“We felt a squeeze last year, it started to get very competitive, encouraging us to do 2-for-1 deals or Dh18 lunches,” Frangie explains. While Hapi wasn’t taking part in this scramble, he began to understand that relying on delivery platforms to run a delivery business was “not conducive to long-term survival”.
He even began seeing the aggregators share data with their competitors.
“They tend to advise certain restaurants to come up with new menus or products they know work in a certain area, if there’s no restaurant doing that in one area. So they cannibalise their own customers,” he says.
“I’ve been trying to find a way out of it for a while, and now the whole industry is forced to find a way out of it.”
He isn’t alone. Earlier this month, more than 100 small and mid-sized food and beverage outlets in Dubai joined hands to build their own order booking and delivery app and take on Zomato, Talabat, Uber Eats and others. They say the app could be ready to roll in three months.
The social-distancing mandates that will become permanent

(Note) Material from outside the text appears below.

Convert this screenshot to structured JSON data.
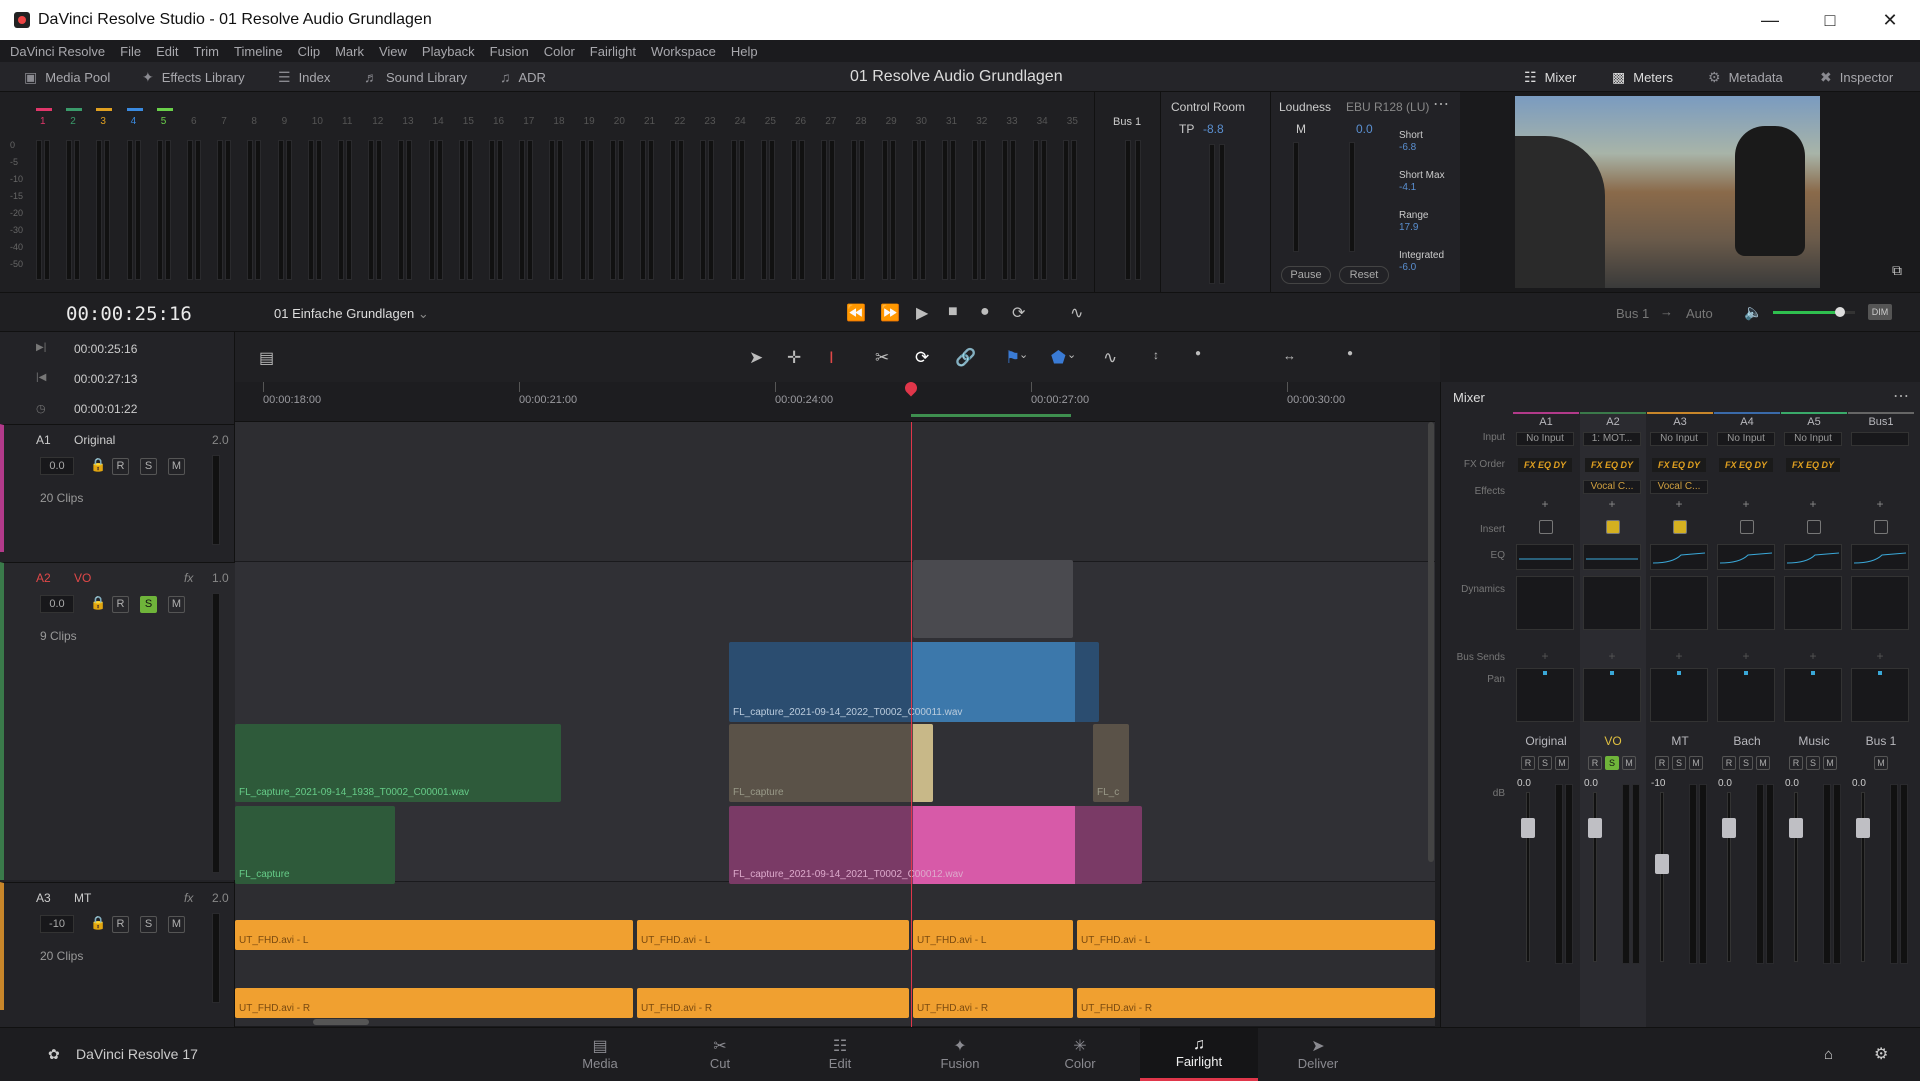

Industry experts have some other ideas on the future of dining. First, encouraged by social-distancing mandates and concerns about hygiene, menus will not be on offer, instead we will pull them up on our smartphones and order with a few taps from our table.
Payments will be contactless, and easily split among a group. Madbak, of RMAL Hospitality, says they are working quickly to put in place contactless payments and QR code menus to minimise any possibility of contagion while dining in.
Those things will at first seem rudimentary, but over time, these features will be permanent and the technology will improve to speed up wait times. One day, the look and feel of a menu on your Samsung Galaxy will rival that of reading from a paper menu.
But what about the secret spice that makes hospitality what it is?
This is where the divergence between food for fuel and food for the experience comes into play, Alexis Marcoux-Varvatsoulis, a former chef and foodservice lead for the Mena region at property consultant JLL, tells The National.
Over the past decade, the food and beverage industry has grown, particularly in shopping centres, as consumers seek experiences and social opportunities when they go out, not just straight consumerism, he says. Food outlets that are more for fuelling up and moving on are good places to implement consumer-facing technology.
But at the romantic and special spots where we celebrate milestones, technology will be used in the kitchen, but linen tablecloths and decadent menus will continue to appear front of house, says Marcoux-Varvatsoulis, who worked as a chef in Paris and Lyon for six years prior to becoming a consultant.
How the food gets to the table, however, is likely to rely more on blockchain and data insights. Covid-19 has accelerated the use of technology, but there is still a lot of room for innovation, he says.
Blockchain will be useful to trace a fish from the sea to the plate, for example, as consumers will demand to know more about their food for health reasons, and locally sourced food is becoming more popular amid supply chain vulnerabilities. Blockchain can also cut down on the time it takes food to reach a buyer, since it can clear customs at the point of origin rather than get caught up at borders.
Traditional cash registers that only transact and manage reservations will also make way for sophisticated point of sale machines that can spit out forecasts for how much food to order in a given month, and the best way to maximise the value of every dish.
Marcoux-Varvatsoulis laments a possible loss of hospitality amid these changes, which is the alchemy of food.
“Hospitality is about people and being given an experience rather than consuming the food,” he says.
But, how exactly technology will integrate with hospitality without losing its magic, remains enigmatic he says, adding that if he knew, he'd "be a billionaire".
Updated: May 13, 2020 07:10 PM